Children’s author Rosemary Wells

The Well-Tempered Children’s Book

Essay published in Worlds of Childhood: The Art and Craft of Writing for Children

edited by William Zinsser

The Hays Code and Creativity


Thought-provoking article by David Denby in The New Yorker that tracks how movie censorship in the 1930s led to more creativity on the part of writers and directors:


The “morals” embedded in the [Hays] Code were foolish and hypocritical, yet these semi-inane standards had an extraordinary effect. Producers, directors, and writers were forced to create sex without sex, to produce sexual tension by working around the prohibitions, extending every manner of preliminary to sex. In effect, censorship created plot, and in the process yielded one of the greatest of American film genres: thirties romantic comedy, including the dizzier versions celebrated as screwball comedy. Sex became play—even, at best, a springlike flourishing of fantasy and grace, expressed, most romantically, in the movies of Fred Astaire and Ginger Rogers, in which sex became dance and was transmuted into endless variations on the themes of seduction, submission, revolt, and happiness.
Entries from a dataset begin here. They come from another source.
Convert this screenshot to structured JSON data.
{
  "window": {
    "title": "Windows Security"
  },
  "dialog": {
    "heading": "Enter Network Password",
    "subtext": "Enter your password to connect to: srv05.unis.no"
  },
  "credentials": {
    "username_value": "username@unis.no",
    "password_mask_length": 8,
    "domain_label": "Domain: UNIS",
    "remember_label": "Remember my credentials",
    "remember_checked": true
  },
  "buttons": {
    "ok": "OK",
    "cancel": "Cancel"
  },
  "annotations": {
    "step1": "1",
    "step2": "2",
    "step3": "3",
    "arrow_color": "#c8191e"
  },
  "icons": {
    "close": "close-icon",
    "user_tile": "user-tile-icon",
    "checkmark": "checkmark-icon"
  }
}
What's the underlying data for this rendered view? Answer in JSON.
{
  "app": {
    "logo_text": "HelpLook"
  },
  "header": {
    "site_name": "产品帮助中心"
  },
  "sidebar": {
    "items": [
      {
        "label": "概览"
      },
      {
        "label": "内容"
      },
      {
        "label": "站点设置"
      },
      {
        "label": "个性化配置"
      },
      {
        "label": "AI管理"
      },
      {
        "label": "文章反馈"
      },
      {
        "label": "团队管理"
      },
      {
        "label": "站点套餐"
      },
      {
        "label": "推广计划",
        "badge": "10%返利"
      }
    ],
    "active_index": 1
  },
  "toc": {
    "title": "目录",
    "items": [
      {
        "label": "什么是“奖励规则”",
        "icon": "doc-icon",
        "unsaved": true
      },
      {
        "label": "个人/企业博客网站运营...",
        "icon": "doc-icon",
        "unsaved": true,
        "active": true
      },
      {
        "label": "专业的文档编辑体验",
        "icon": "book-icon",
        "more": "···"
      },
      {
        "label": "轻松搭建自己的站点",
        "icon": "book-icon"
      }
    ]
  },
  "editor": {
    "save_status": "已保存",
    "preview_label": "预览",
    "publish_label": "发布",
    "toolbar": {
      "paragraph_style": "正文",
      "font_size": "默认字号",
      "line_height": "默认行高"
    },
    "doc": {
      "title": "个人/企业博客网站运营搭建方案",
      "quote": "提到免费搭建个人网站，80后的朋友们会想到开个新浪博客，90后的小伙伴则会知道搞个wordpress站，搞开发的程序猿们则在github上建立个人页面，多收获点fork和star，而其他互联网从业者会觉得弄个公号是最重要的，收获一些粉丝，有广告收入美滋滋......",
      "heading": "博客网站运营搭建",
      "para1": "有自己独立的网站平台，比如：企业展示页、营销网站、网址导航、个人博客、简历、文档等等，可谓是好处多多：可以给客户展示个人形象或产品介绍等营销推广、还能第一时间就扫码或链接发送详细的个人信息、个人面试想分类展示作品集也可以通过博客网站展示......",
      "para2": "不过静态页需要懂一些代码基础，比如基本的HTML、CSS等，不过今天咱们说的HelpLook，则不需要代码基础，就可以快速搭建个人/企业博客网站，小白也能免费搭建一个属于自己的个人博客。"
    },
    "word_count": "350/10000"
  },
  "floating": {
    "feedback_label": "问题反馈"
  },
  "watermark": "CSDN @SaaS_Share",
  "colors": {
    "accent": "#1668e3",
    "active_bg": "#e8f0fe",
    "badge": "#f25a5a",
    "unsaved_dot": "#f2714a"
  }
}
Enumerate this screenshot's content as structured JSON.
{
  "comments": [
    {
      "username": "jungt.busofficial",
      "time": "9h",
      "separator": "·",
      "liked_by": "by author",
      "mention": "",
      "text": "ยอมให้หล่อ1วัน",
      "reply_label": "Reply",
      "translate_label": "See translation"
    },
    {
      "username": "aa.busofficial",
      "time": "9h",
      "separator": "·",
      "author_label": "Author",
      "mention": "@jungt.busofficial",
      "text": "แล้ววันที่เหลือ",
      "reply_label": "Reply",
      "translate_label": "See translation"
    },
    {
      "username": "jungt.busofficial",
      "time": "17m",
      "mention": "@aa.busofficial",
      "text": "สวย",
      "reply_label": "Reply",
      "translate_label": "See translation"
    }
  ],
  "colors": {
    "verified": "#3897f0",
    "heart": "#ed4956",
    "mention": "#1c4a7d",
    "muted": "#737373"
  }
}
If sexual frankness disappeared, tawdriness went with it, and the old fables of domination were replaced by a new creation: the couple, two people matched in beauty and talent who enjoy each other’s company more than anything else in the world.

The Hays Code and Creativity

Quote of the Week — 03.14.16

MS_Dttsp_August_52The firmament that connects readers and writers is older than the literate world; it goes all the way back to those stories that your relatives and family friends told when you were a child who saw writing as funny-looking chicken scratches on paper better suited for finger painting, when storytelling still had a voice and timbre, love and warning, a warm touch and lots of laughter.

Walter Mosely

Quote of the Week — 03.14.16